+++ GIVEN RECORDS

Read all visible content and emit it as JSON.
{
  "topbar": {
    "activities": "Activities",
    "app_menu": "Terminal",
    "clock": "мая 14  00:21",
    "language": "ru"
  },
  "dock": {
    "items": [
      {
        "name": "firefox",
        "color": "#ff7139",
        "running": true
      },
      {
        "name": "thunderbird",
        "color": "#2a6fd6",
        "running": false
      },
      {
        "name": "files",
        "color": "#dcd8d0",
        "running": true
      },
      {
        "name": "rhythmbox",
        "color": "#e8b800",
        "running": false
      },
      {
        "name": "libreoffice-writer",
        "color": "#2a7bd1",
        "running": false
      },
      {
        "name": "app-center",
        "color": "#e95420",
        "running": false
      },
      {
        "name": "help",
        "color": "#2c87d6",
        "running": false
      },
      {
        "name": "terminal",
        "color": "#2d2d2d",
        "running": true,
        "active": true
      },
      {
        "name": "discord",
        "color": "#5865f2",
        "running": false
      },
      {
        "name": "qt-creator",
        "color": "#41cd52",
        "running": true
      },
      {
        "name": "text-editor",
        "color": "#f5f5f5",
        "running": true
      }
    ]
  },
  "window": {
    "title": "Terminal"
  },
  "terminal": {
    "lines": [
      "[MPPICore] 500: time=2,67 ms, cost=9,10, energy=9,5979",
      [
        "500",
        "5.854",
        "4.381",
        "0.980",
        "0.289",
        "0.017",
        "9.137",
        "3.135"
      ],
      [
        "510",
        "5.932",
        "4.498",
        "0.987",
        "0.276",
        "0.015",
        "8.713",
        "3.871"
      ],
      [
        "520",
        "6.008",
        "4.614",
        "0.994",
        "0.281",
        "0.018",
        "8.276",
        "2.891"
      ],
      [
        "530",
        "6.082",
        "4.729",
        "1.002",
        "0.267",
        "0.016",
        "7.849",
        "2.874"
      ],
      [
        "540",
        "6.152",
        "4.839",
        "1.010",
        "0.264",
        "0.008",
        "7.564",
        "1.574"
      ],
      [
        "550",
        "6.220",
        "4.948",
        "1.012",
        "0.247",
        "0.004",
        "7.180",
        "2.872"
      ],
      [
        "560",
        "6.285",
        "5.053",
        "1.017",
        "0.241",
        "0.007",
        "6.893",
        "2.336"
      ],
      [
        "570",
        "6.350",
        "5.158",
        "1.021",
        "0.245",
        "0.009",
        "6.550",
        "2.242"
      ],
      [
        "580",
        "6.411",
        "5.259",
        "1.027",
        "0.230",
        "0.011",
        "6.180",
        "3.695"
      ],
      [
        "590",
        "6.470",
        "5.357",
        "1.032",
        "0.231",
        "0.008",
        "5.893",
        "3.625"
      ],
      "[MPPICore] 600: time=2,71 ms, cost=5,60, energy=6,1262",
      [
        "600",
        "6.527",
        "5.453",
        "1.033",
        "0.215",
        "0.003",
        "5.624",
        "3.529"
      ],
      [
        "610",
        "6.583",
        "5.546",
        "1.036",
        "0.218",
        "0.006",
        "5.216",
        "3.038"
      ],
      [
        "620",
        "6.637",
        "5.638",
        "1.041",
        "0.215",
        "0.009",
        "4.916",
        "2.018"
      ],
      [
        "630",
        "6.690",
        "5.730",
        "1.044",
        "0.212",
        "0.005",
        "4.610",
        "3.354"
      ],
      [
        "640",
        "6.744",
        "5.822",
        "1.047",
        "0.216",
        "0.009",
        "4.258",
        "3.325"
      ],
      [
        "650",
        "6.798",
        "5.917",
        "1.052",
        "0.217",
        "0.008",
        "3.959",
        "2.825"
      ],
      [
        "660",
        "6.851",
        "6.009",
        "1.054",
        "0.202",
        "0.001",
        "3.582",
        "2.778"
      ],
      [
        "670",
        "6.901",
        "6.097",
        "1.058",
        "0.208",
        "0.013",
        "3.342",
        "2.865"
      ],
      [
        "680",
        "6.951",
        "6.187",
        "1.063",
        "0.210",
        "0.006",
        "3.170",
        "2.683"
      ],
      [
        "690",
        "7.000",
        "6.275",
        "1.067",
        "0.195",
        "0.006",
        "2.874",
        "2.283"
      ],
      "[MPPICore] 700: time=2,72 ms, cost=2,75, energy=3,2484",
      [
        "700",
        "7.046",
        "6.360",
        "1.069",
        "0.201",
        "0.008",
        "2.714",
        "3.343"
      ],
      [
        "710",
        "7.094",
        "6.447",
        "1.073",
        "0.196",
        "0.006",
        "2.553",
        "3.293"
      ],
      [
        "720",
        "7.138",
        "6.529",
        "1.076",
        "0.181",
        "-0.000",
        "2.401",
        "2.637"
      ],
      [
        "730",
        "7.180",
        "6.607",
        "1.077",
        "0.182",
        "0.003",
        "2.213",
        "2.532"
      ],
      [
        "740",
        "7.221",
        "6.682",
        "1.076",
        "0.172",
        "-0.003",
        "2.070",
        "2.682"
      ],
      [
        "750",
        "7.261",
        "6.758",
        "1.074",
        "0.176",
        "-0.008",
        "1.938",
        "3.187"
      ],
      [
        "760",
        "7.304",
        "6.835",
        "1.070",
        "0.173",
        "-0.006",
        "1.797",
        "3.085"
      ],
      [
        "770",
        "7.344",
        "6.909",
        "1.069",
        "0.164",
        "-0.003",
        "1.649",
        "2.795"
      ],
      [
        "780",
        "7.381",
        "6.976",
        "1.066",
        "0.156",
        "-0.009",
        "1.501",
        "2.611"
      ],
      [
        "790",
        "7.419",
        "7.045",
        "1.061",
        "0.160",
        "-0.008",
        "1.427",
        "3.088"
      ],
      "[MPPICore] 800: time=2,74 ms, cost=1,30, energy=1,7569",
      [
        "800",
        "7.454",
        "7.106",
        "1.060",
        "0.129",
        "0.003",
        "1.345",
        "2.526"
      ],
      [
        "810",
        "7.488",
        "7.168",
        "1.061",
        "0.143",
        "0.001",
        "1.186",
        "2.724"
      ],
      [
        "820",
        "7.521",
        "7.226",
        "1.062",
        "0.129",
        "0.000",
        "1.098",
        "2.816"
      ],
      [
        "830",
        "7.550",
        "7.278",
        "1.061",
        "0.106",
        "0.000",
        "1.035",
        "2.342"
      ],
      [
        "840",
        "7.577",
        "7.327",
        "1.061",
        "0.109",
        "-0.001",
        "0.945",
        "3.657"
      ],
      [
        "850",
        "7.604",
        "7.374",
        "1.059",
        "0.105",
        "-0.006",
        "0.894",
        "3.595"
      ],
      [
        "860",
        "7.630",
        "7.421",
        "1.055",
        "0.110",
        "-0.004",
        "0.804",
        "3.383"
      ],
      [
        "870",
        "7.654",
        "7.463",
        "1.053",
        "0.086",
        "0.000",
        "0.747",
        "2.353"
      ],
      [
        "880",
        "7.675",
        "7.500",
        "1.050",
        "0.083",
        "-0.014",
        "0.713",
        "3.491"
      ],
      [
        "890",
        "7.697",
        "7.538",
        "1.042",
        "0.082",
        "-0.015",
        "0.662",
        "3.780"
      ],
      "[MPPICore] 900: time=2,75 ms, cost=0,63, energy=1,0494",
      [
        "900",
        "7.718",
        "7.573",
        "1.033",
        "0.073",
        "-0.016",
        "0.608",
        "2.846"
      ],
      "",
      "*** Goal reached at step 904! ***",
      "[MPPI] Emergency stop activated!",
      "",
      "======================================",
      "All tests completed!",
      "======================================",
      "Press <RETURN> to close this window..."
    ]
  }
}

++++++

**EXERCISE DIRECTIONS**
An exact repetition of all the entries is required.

**EXERCISE RESULT**
Read all visible content and emit it as JSON.
{
  "topbar": {
    "activities": "Activities",
    "app_menu": "Terminal",
    "clock": "мая 14  00:21",
    "language": "ru"
  },
  "dock": {
    "items": [
      {
        "name": "firefox",
        "color": "#ff7139",
        "running": true
      },
      {
        "name": "thunderbird",
        "color": "#2a6fd6",
        "running": false
      },
      {
        "name": "files",
        "color": "#dcd8d0",
        "running": true
      },
      {
        "name": "rhythmbox",
        "color": "#e8b800",
        "running": false
      },
      {
        "name": "libreoffice-writer",
        "color": "#2a7bd1",
        "running": false
      },
      {
        "name": "app-center",
        "color": "#e95420",
        "running": false
      },
      {
        "name": "help",
        "color": "#2c87d6",
        "running": false
      },
      {
        "name": "terminal",
        "color": "#2d2d2d",
        "running": true,
        "active": true
      },
      {
        "name": "discord",
        "color": "#5865f2",
        "running": false
      },
      {
        "name": "qt-creator",
        "color": "#41cd52",
        "running": true
      },
      {
        "name": "text-editor",
        "color": "#f5f5f5",
        "running": true
      }
    ]
  },
  "window": {
    "title": "Terminal"
  },
  "terminal": {
    "lines": [
      "[MPPICore] 500: time=2,67 ms, cost=9,10, energy=9,5979",
      [
        "500",
        "5.854",
        "4.381",
        "0.980",
        "0.289",
        "0.017",
        "9.137",
        "3.135"
      ],
      [
        "510",
        "5.932",
        "4.498",
        "0.987",
        "0.276",
        "0.015",
        "8.713",
        "3.871"
      ],
      [
        "520",
        "6.008",
        "4.614",
        "0.994",
        "0.281",
        "0.018",
        "8.276",
        "2.891"
      ],
      [
        "530",
        "6.082",
        "4.729",
        "1.002",
        "0.267",
        "0.016",
        "7.849",
        "2.874"
      ],
      [
        "540",
        "6.152",
        "4.839",
        "1.010",
        "0.264",
        "0.008",
        "7.564",
        "1.574"
      ],
      [
        "550",
        "6.220",
        "4.948",
        "1.012",
        "0.247",
        "0.004",
        "7.180",
        "2.872"
      ],
      [
        "560",
        "6.285",
        "5.053",
        "1.017",
        "0.241",
        "0.007",
        "6.893",
        "2.336"
      ],
      [
        "570",
        "6.350",
        "5.158",
        "1.021",
        "0.245",
        "0.009",
        "6.550",
        "2.242"
      ],
      [
        "580",
        "6.411",
        "5.259",
        "1.027",
        "0.230",
        "0.011",
        "6.180",
        "3.695"
      ],
      [
        "590",
        "6.470",
        "5.357",
        "1.032",
        "0.231",
        "0.008",
        "5.893",
        "3.625"
      ],
      "[MPPICore] 600: time=2,71 ms, cost=5,60, energy=6,1262",
      [
        "600",
        "6.527",
        "5.453",
        "1.033",
        "0.215",
        "0.003",
        "5.624",
        "3.529"
      ],
      [
        "610",
        "6.583",
        "5.546",
        "1.036",
        "0.218",
        "0.006",
        "5.216",
        "3.038"
      ],
      [
        "620",
        "6.637",
        "5.638",
        "1.041",
        "0.215",
        "0.009",
        "4.916",
        "2.018"
      ],
      [
        "630",
        "6.690",
        "5.730",
        "1.044",
        "0.212",
        "0.005",
        "4.610",
        "3.354"
      ],
      [
        "640",
        "6.744",
        "5.822",
        "1.047",
        "0.216",
        "0.009",
        "4.258",
        "3.325"
      ],
      [
        "650",
        "6.798",
        "5.917",
        "1.052",
        "0.217",
        "0.008",
        "3.959",
        "2.825"
      ],
      [
        "660",
        "6.851",
        "6.009",
        "1.054",
        "0.202",
        "0.001",
        "3.582",
        "2.778"
      ],
      [
        "670",
        "6.901",
        "6.097",
        "1.058",
        "0.208",
        "0.013",
        "3.342",
        "2.865"
      ],
      [
        "680",
        "6.951",
        "6.187",
        "1.063",
        "0.210",
        "0.006",
        "3.170",
        "2.683"
      ],
      [
        "690",
        "7.000",
        "6.275",
        "1.067",
        "0.195",
        "0.006",
        "2.874",
        "2.283"
      ],
      "[MPPICore] 700: time=2,72 ms, cost=2,75, energy=3,2484",
      [
        "700",
        "7.046",
        "6.360",
        "1.069",
        "0.201",
        "0.008",
        "2.714",
        "3.343"
      ],
      [
        "710",
        "7.094",
        "6.447",
        "1.073",
        "0.196",
        "0.006",
        "2.553",
        "3.293"
      ],
      [
        "720",
        "7.138",
        "6.529",
        "1.076",
        "0.181",
        "-0.000",
        "2.401",
        "2.637"
      ],
      [
        "730",
        "7.180",
        "6.607",
        "1.077",
        "0.182",
        "0.003",
        "2.213",
        "2.532"
      ],
      [
        "740",
        "7.221",
        "6.682",
        "1.076",
        "0.172",
        "-0.003",
        "2.070",
        "2.682"
      ],
      [
        "750",
        "7.261",
        "6.758",
        "1.074",
        "0.176",
        "-0.008",
        "1.938",
        "3.187"
      ],
      [
        "760",
        "7.304",
        "6.835",
        "1.070",
        "0.173",
        "-0.006",
        "1.797",
        "3.085"
      ],
      [
        "770",
        "7.344",
        "6.909",
        "1.069",
        "0.164",
        "-0.003",
        "1.649",
        "2.795"
      ],
      [
        "780",
        "7.381",
        "6.976",
        "1.066",
        "0.156",
        "-0.009",
        "1.501",
        "2.611"
      ],
      [
        "790",
        "7.419",
        "7.045",
        "1.061",
        "0.160",
        "-0.008",
        "1.427",
        "3.088"
      ],
      "[MPPICore] 800: time=2,74 ms, cost=1,30, energy=1,7569",
      [
        "800",
        "7.454",
        "7.106",
        "1.060",
        "0.129",
        "0.003",
        "1.345",
        "2.526"
      ],
      [
        "810",
        "7.488",
        "7.168",
        "1.061",
        "0.143",
        "0.001",
        "1.186",
        "2.724"
      ],
      [
        "820",
        "7.521",
        "7.226",
        "1.062",
        "0.129",
        "0.000",
        "1.098",
        "2.816"
      ],
      [
        "830",
        "7.550",
        "7.278",
        "1.061",
        "0.106",
        "0.000",
        "1.035",
        "2.342"
      ],
      [
        "840",
        "7.577",
        "7.327",
        "1.061",
        "0.109",
        "-0.001",
        "0.945",
        "3.657"
      ],
      [
        "850",
        "7.604",
        "7.374",
        "1.059",
        "0.105",
        "-0.006",
        "0.894",
        "3.595"
      ],
      [
        "860",
        "7.630",
        "7.421",
        "1.055",
        "0.110",
        "-0.004",
        "0.804",
        "3.383"
      ],
      [
        "870",
        "7.654",
        "7.463",
        "1.053",
        "0.086",
        "0.000",
        "0.747",
        "2.353"
      ],
      [
        "880",
        "7.675",
        "7.500",
        "1.050",
        "0.083",
        "-0.014",
        "0.713",
        "3.491"
      ],
      [
        "890",
        "7.697",
        "7.538",
        "1.042",
        "0.082",
        "-0.015",
        "0.662",
        "3.780"
      ],
      "[MPPICore] 900: time=2,75 ms, cost=0,63, energy=1,0494",
      [
        "900",
        "7.718",
        "7.573",
        "1.033",
        "0.073",
        "-0.016",
        "0.608",
        "2.846"
      ],
      "",
      "*** Goal reached at step 904! ***",
      "[MPPI] Emergency stop activated!",
      "",
      "======================================",
      "All tests completed!",
      "======================================",
      "Press <RETURN> to close this window..."
    ]
  }
}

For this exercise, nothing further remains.